So receiving $20 million to post Masahiro Tanaka is a snag?
A report from the New York Times indicates that the Rakuten Golden Eagles may not post pitcher Masahiro Tanaka. The report was filed by Ken Bilson. Despite Tanaka’s desire to head to MLB and show his wares, his NPB club is exhibiting extreme hesitancy to post their star pitcher.
At issue: the $20MM posting fee. Well, more than likely it’s the posting fee. Well, the vast majority of it is. There are other factors in play here that Bilson notes within his article.
By keeping Tanaka for at least another year, the Eagles would forgo a $20 million compensatory posting fee from the major league team that ultimately signed him. But they would enhance their chances at repeating as champions in Japan, and they would avoid millions of dollars in lost ticket, food and merchandise sales.
Bilson adds that Rakuten may be willing to triple Tanaka’s yearly salary of $4MM to keep him as a member of their club. This would make Tanaka the highest paid Japanese pitcher in history. You can understand why the team would be more inclined to hold on to their meal ticket.
But would holding Tanaka for one more season – maybe even for two years – make sense economically for Rakuten? You’re leaving $20MM on the table and considering paying Tanaka upwards of $12MM. Is he worth that much to your club? Plus, Tanaka can leave after the 2015 season. Getting $20MM now might not be that bad.
There’s no guarantee that Tanaka would even sign, but those chances are leaning toward being extremely small. No deal means that Rakuten wouldn’t see any of the posting fee anyway.
That said, the bigger risk might be that you stand to create a negative image as an owner and a club. On down the road, if you don’t post Tanaka, see how many players are apt to sign with your club in the future.

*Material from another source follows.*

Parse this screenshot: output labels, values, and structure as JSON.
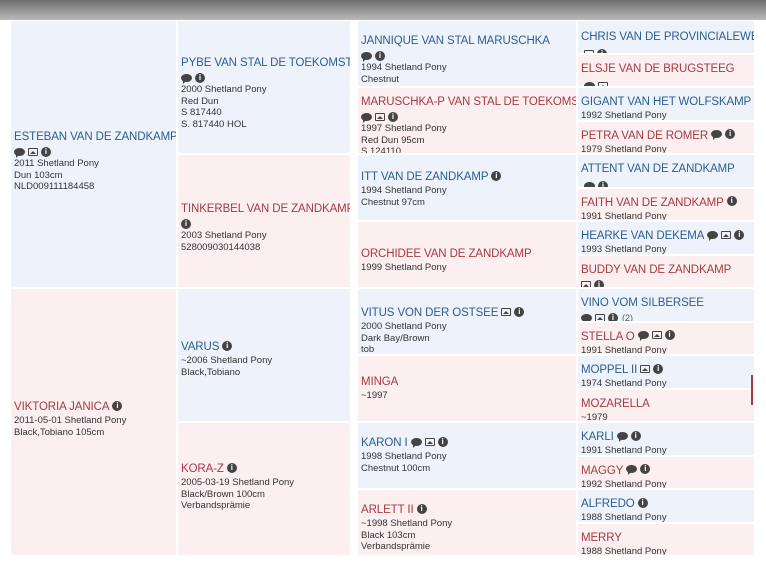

Various reports have Tanaka receiving a deal as much as five years and $100MM. Yu Davish didn’t receive that big of a contract (six years, $56MM), but Darvish’s NPB club received a hefty “payday” in regards to the posting fee ($51,703,411 per Cot’s). Rakuten will not reap those “benefits”. In the end, the amount of cash a team spends on acquiring Tanaka’s services may be no less than in the past. The money has the possibility of being even greater.
With the posting fee now a mere formality, the bulk of the dollars will be coming in negotiating – if that should be the case – with the player on a contract.

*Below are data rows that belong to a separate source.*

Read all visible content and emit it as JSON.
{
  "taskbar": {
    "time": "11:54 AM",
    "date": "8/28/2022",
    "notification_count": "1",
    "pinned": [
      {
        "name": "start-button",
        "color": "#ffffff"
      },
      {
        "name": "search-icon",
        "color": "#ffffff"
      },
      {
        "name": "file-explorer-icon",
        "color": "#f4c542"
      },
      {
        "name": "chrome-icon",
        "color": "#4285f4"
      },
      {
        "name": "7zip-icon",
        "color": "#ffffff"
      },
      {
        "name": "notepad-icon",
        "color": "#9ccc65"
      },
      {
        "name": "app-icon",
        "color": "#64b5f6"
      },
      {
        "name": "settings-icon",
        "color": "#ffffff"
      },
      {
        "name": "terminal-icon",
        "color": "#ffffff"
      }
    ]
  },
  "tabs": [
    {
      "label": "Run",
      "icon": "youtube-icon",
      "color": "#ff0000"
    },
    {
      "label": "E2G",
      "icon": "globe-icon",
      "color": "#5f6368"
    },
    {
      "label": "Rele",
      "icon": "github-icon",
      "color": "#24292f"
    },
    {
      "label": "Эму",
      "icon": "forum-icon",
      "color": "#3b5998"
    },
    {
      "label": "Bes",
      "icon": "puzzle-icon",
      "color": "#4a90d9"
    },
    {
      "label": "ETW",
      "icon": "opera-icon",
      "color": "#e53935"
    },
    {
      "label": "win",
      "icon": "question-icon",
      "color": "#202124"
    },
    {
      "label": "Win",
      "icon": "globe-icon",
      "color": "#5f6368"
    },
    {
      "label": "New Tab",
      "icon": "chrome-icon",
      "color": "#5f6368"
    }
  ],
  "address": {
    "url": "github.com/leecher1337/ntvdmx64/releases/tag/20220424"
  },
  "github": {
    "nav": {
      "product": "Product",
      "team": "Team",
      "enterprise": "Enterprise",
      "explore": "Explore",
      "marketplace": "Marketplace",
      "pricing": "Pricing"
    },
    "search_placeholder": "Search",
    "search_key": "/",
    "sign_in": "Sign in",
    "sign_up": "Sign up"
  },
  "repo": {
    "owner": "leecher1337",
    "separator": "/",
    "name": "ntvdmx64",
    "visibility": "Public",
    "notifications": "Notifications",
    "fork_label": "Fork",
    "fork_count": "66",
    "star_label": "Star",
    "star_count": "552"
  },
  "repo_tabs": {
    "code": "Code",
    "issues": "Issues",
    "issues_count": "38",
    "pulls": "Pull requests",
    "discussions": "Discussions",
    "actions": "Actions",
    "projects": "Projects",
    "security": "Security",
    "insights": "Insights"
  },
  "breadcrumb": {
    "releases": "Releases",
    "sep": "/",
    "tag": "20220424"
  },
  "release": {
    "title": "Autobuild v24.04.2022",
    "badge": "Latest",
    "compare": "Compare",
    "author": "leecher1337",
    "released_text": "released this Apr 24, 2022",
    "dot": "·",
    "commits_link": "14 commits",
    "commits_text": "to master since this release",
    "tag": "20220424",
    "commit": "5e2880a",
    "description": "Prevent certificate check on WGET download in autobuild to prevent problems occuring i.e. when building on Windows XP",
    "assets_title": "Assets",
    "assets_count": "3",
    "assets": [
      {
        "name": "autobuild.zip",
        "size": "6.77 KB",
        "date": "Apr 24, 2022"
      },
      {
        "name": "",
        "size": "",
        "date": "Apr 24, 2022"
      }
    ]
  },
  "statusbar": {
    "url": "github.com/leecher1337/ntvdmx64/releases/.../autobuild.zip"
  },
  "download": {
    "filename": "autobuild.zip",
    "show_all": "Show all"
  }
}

And lest we forget, Rakuten also lost Casey McGehee. And before you think that’s not a big deal, McGehee had an excellent season for Rakuten (.292/.376/.515, 28 HR, 93 RBI in 590 PA).

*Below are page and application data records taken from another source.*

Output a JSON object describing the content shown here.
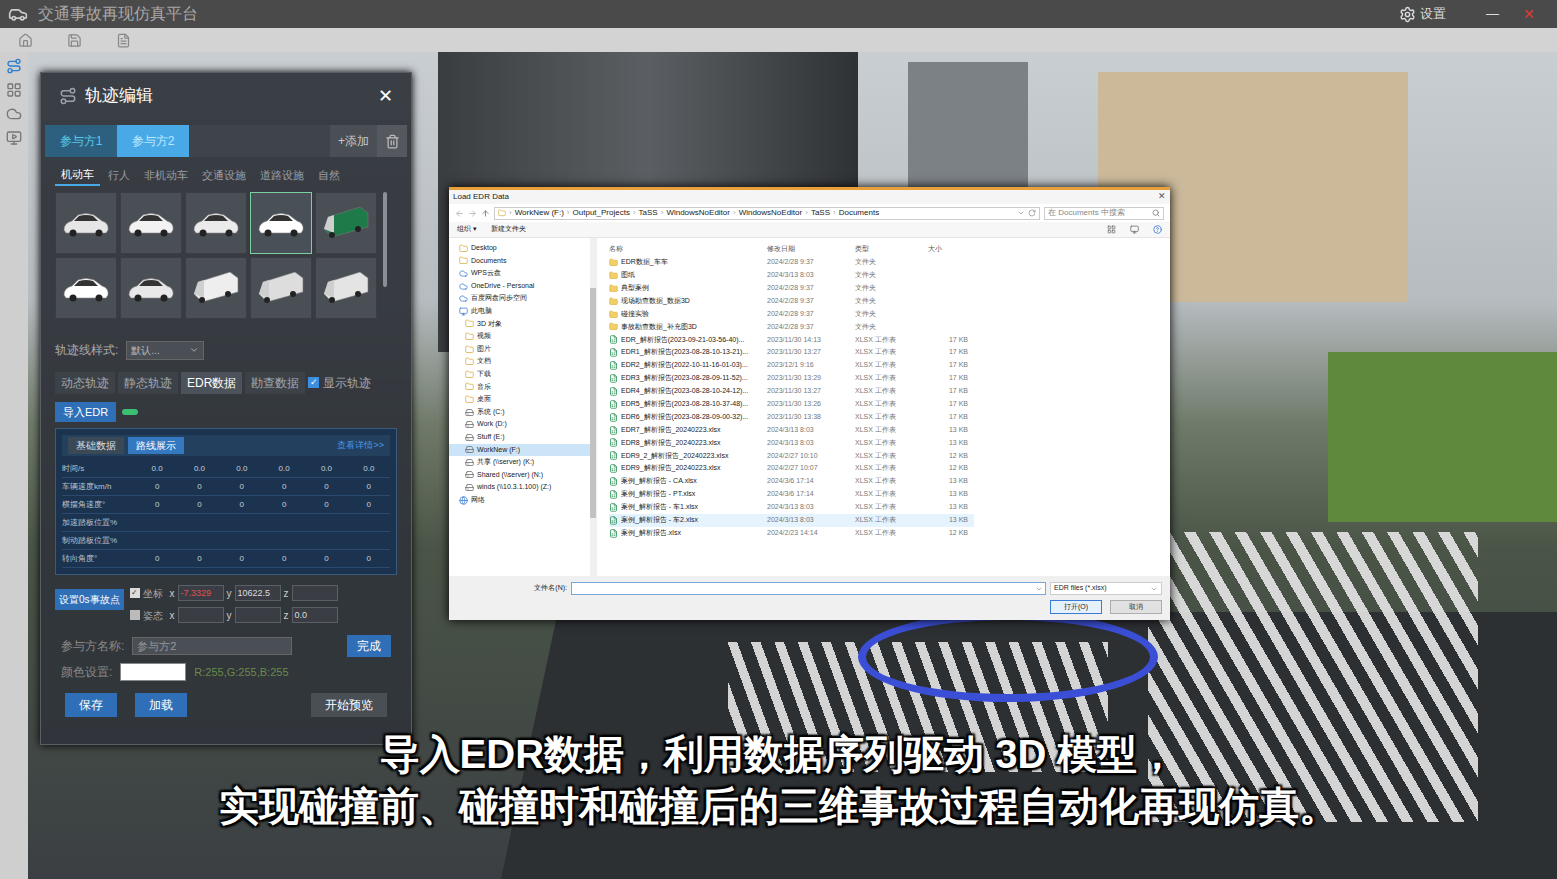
{
  "window": {
    "title": "交通事故再现仿真平台",
    "settings": "设置",
    "minimize": "—",
    "close": "✕"
  },
  "panel": {
    "title": "轨迹编辑",
    "close": "✕",
    "participants": [
      {
        "label": "参与方1",
        "selected": false
      },
      {
        "label": "参与方2",
        "selected": true
      }
    ],
    "add": "+添加",
    "categories": [
      {
        "label": "机动车",
        "selected": true
      },
      {
        "label": "行人",
        "selected": false
      },
      {
        "label": "非机动车",
        "selected": false
      },
      {
        "label": "交通设施",
        "selected": false
      },
      {
        "label": "道路设施",
        "selected": false
      },
      {
        "label": "自然",
        "selected": false
      }
    ],
    "models": [
      {
        "kind": "car",
        "color": "#e6e6e6",
        "selected": false
      },
      {
        "kind": "car",
        "color": "#f2f2f2",
        "selected": false
      },
      {
        "kind": "car",
        "color": "#ebebeb",
        "selected": false
      },
      {
        "kind": "car",
        "color": "#ffffff",
        "selected": true
      },
      {
        "kind": "truck",
        "color": "#1f7a4a",
        "selected": false
      },
      {
        "kind": "car",
        "color": "#ffffff",
        "selected": false
      },
      {
        "kind": "car",
        "color": "#e8e8e8",
        "selected": false
      },
      {
        "kind": "truck",
        "color": "#eeeeee",
        "selected": false
      },
      {
        "kind": "truck",
        "color": "#dddddd",
        "selected": false
      },
      {
        "kind": "truck",
        "color": "#e4e4e4",
        "selected": false
      }
    ],
    "track_style": {
      "label": "轨迹线样式:",
      "value": "默认..."
    },
    "modes": [
      {
        "label": "动态轨迹",
        "selected": false
      },
      {
        "label": "静态轨迹",
        "selected": false
      },
      {
        "label": "EDR数据",
        "selected": true
      },
      {
        "label": "勘查数据",
        "selected": false
      }
    ],
    "show_track": {
      "label": "显示轨迹",
      "checked": true
    },
    "import_button": "导入EDR",
    "import_toggle": {
      "on": true
    },
    "data_tabs": [
      {
        "label": "基础数据",
        "selected": false
      },
      {
        "label": "路线展示",
        "selected": true
      }
    ],
    "details_link": "查看详情>>",
    "table_rows": [
      {
        "label": "时间/s",
        "values": [
          "0.0",
          "0.0",
          "0.0",
          "0.0",
          "0.0",
          "0.0"
        ]
      },
      {
        "label": "车辆速度km/h",
        "values": [
          "0",
          "0",
          "0",
          "0",
          "0",
          "0"
        ]
      },
      {
        "label": "横摆角速度°",
        "values": [
          "0",
          "0",
          "0",
          "0",
          "0",
          "0"
        ]
      },
      {
        "label": "加速踏板位置%",
        "values": []
      },
      {
        "label": "制动踏板位置%",
        "values": []
      },
      {
        "label": "转向角度°",
        "values": [
          "0",
          "0",
          "0",
          "0",
          "0",
          "0"
        ]
      }
    ],
    "set_point_button": "设置0s事故点",
    "coords": [
      {
        "label": "坐标",
        "checked": true,
        "x": "-7.3329",
        "y": "10622.5",
        "z": ""
      },
      {
        "label": "姿态",
        "checked": false,
        "x": "",
        "y": "",
        "z": "0.0"
      }
    ],
    "axis_labels": [
      "x",
      "y",
      "z"
    ],
    "name": {
      "label": "参与方名称:",
      "value": "参与方2",
      "button": "完成"
    },
    "color": {
      "label": "颜色设置:",
      "swatch": "#ffffff",
      "value": "R:255,G:255,B:255"
    },
    "buttons": [
      "保存",
      "加载",
      "开始预览"
    ]
  },
  "dialog": {
    "title": "Load EDR Data",
    "close": "✕",
    "path": [
      "WorkNew (F:)",
      "Output_Projects",
      "TaSS",
      "WindowsNoEditor",
      "WindowsNoEditor",
      "TaSS",
      "Documents"
    ],
    "separator": "›",
    "search_placeholder": "在 Documents 中搜索",
    "toolbar": [
      "组织 ▾",
      "新建文件夹"
    ],
    "nav": [
      {
        "label": "Desktop",
        "kind": "folder",
        "selected": false
      },
      {
        "label": "Documents",
        "kind": "folder",
        "selected": false
      },
      {
        "label": "WPS云盘",
        "kind": "cloud",
        "selected": false
      },
      {
        "label": "OneDrive - Personal",
        "kind": "cloud",
        "selected": false
      },
      {
        "label": "百度网盘同步空间",
        "kind": "cloud",
        "selected": false
      },
      {
        "label": "此电脑",
        "kind": "pc",
        "selected": false
      },
      {
        "label": "3D 对象",
        "kind": "sub",
        "selected": false
      },
      {
        "label": "视频",
        "kind": "sub",
        "selected": false
      },
      {
        "label": "图片",
        "kind": "sub",
        "selected": false
      },
      {
        "label": "文档",
        "kind": "sub",
        "selected": false
      },
      {
        "label": "下载",
        "kind": "sub",
        "selected": false
      },
      {
        "label": "音乐",
        "kind": "sub",
        "selected": false
      },
      {
        "label": "桌面",
        "kind": "sub",
        "selected": false
      },
      {
        "label": "系统 (C:)",
        "kind": "drive",
        "selected": false
      },
      {
        "label": "Work (D:)",
        "kind": "drive",
        "selected": false
      },
      {
        "label": "Stuff (E:)",
        "kind": "drive",
        "selected": false
      },
      {
        "label": "WorkNew (F:)",
        "kind": "drive",
        "selected": true
      },
      {
        "label": "共享 (\\\\server) (K:)",
        "kind": "drive",
        "selected": false
      },
      {
        "label": "Shared (\\\\server) (N:)",
        "kind": "drive",
        "selected": false
      },
      {
        "label": "winds (\\\\10.3.1.100) (Z:)",
        "kind": "drive",
        "selected": false
      },
      {
        "label": "网络",
        "kind": "network",
        "selected": false
      }
    ],
    "columns": [
      "名称",
      "修改日期",
      "类型",
      "大小"
    ],
    "files": [
      {
        "name": "EDR数据_车车",
        "date": "2024/2/28 9:37",
        "type": "文件夹",
        "size": "",
        "kind": "folder",
        "selected": false
      },
      {
        "name": "图纸",
        "date": "2024/3/13 8:03",
        "type": "文件夹",
        "size": "",
        "kind": "folder",
        "selected": false
      },
      {
        "name": "典型案例",
        "date": "2024/2/28 9:37",
        "type": "文件夹",
        "size": "",
        "kind": "folder",
        "selected": false
      },
      {
        "name": "现场勘查数据_数据3D",
        "date": "2024/2/28 9:37",
        "type": "文件夹",
        "size": "",
        "kind": "folder",
        "selected": false
      },
      {
        "name": "碰撞实验",
        "date": "2024/2/28 9:37",
        "type": "文件夹",
        "size": "",
        "kind": "folder",
        "selected": false
      },
      {
        "name": "事故勘查数据_补充图3D",
        "date": "2024/2/28 9:37",
        "type": "文件夹",
        "size": "",
        "kind": "folder",
        "selected": false
      },
      {
        "name": "EDR_解析报告(2023-09-21-03-56-40)...",
        "date": "2023/11/30 14:13",
        "type": "XLSX 工作表",
        "size": "17 KB",
        "kind": "xlsx",
        "selected": false
      },
      {
        "name": "EDR1_解析报告(2023-08-28-10-13-21)...",
        "date": "2023/11/30 13:27",
        "type": "XLSX 工作表",
        "size": "17 KB",
        "kind": "xlsx",
        "selected": false
      },
      {
        "name": "EDR2_解析报告(2022-10-11-16-01-03)...",
        "date": "2023/12/1 9:16",
        "type": "XLSX 工作表",
        "size": "17 KB",
        "kind": "xlsx",
        "selected": false
      },
      {
        "name": "EDR3_解析报告(2023-08-28-09-11-52)...",
        "date": "2023/11/30 13:29",
        "type": "XLSX 工作表",
        "size": "17 KB",
        "kind": "xlsx",
        "selected": false
      },
      {
        "name": "EDR4_解析报告(2023-08-28-10-24-12)...",
        "date": "2023/11/30 13:27",
        "type": "XLSX 工作表",
        "size": "17 KB",
        "kind": "xlsx",
        "selected": false
      },
      {
        "name": "EDR5_解析报告(2023-08-28-10-37-48)...",
        "date": "2023/11/30 13:26",
        "type": "XLSX 工作表",
        "size": "17 KB",
        "kind": "xlsx",
        "selected": false
      },
      {
        "name": "EDR6_解析报告(2023-08-28-09-00-32)...",
        "date": "2023/11/30 13:38",
        "type": "XLSX 工作表",
        "size": "17 KB",
        "kind": "xlsx",
        "selected": false
      },
      {
        "name": "EDR7_解析报告_20240223.xlsx",
        "date": "2024/3/13 8:03",
        "type": "XLSX 工作表",
        "size": "13 KB",
        "kind": "xlsx",
        "selected": false
      },
      {
        "name": "EDR8_解析报告_20240223.xlsx",
        "date": "2024/3/13 8:03",
        "type": "XLSX 工作表",
        "size": "13 KB",
        "kind": "xlsx",
        "selected": false
      },
      {
        "name": "EDR9_2_解析报告_20240223.xlsx",
        "date": "2024/2/27 10:10",
        "type": "XLSX 工作表",
        "size": "12 KB",
        "kind": "xlsx",
        "selected": false
      },
      {
        "name": "EDR9_解析报告_20240223.xlsx",
        "date": "2024/2/27 10:07",
        "type": "XLSX 工作表",
        "size": "12 KB",
        "kind": "xlsx",
        "selected": false
      },
      {
        "name": "案例_解析报告 - CA.xlsx",
        "date": "2024/3/6 17:14",
        "type": "XLSX 工作表",
        "size": "13 KB",
        "kind": "xlsx",
        "selected": false
      },
      {
        "name": "案例_解析报告 - PT.xlsx",
        "date": "2024/3/6 17:14",
        "type": "XLSX 工作表",
        "size": "13 KB",
        "kind": "xlsx",
        "selected": false
      },
      {
        "name": "案例_解析报告 - 车1.xlsx",
        "date": "2024/3/13 8:03",
        "type": "XLSX 工作表",
        "size": "13 KB",
        "kind": "xlsx",
        "selected": false
      },
      {
        "name": "案例_解析报告 - 车2.xlsx",
        "date": "2024/3/13 8:03",
        "type": "XLSX 工作表",
        "size": "13 KB",
        "kind": "xlsx",
        "selected": true
      },
      {
        "name": "案例_解析报告.xlsx",
        "date": "2024/2/23 14:14",
        "type": "XLSX 工作表",
        "size": "12 KB",
        "kind": "xlsx",
        "selected": false
      }
    ],
    "filename_label": "文件名(N):",
    "filename_value": "",
    "filter": "EDR files (*.xlsx)",
    "open": "打开(O)",
    "cancel": "取消"
  },
  "subtitle": [
    "导入EDR数据，利用数据序列驱动 3D 模型，",
    "实现碰撞前、碰撞时和碰撞后的三维事故过程自动化再现仿真。"
  ]
}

Okay. So it’s not as big a deal as losing Tanaka would be.